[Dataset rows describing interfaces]
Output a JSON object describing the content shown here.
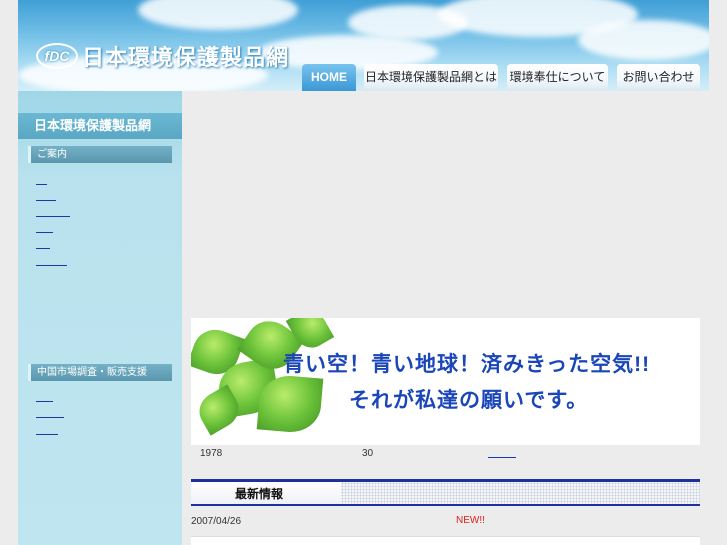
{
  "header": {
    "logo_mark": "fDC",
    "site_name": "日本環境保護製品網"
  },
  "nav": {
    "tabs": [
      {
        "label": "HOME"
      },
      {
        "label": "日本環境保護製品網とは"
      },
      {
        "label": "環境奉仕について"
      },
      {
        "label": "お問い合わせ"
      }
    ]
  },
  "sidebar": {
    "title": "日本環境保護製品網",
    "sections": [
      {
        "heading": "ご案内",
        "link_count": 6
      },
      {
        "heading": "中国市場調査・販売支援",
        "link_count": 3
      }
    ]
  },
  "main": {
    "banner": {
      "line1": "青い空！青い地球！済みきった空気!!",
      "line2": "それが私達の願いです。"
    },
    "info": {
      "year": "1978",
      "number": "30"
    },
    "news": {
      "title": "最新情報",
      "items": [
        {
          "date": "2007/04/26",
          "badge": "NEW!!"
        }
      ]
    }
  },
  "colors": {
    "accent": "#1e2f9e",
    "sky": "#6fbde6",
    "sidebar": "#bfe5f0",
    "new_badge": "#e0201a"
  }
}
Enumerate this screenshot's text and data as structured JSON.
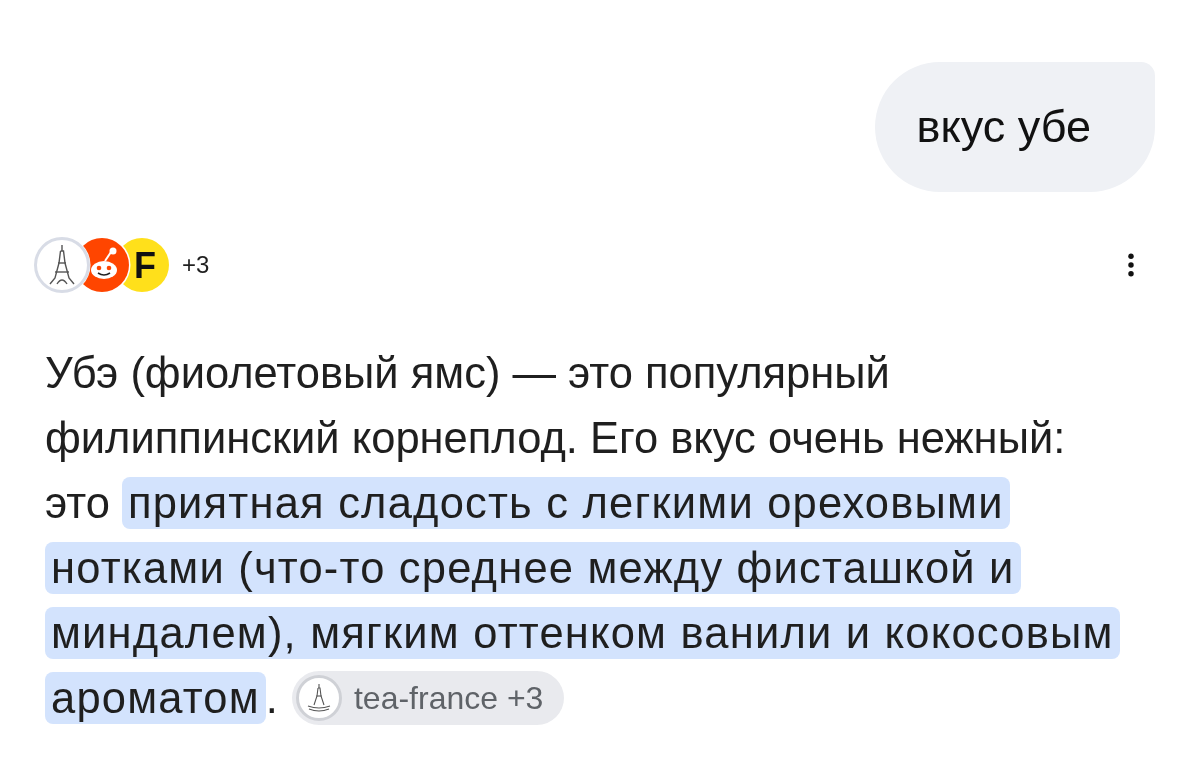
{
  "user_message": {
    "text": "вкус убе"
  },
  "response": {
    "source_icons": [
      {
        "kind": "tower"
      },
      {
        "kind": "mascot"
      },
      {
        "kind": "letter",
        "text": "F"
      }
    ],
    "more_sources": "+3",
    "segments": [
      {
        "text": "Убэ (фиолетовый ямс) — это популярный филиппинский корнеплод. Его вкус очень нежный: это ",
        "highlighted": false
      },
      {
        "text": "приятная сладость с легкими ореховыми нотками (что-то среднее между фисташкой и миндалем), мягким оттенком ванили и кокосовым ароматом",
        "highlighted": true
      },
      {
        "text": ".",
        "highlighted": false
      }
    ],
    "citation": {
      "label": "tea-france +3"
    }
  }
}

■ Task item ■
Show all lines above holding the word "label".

■ Answer space ■
        "label": "HOME"
        "label": "日本環境保護製品網とは"
        "label": "環境奉仕について"
        "label": "お問い合わせ"
      "label": "tea-france +3"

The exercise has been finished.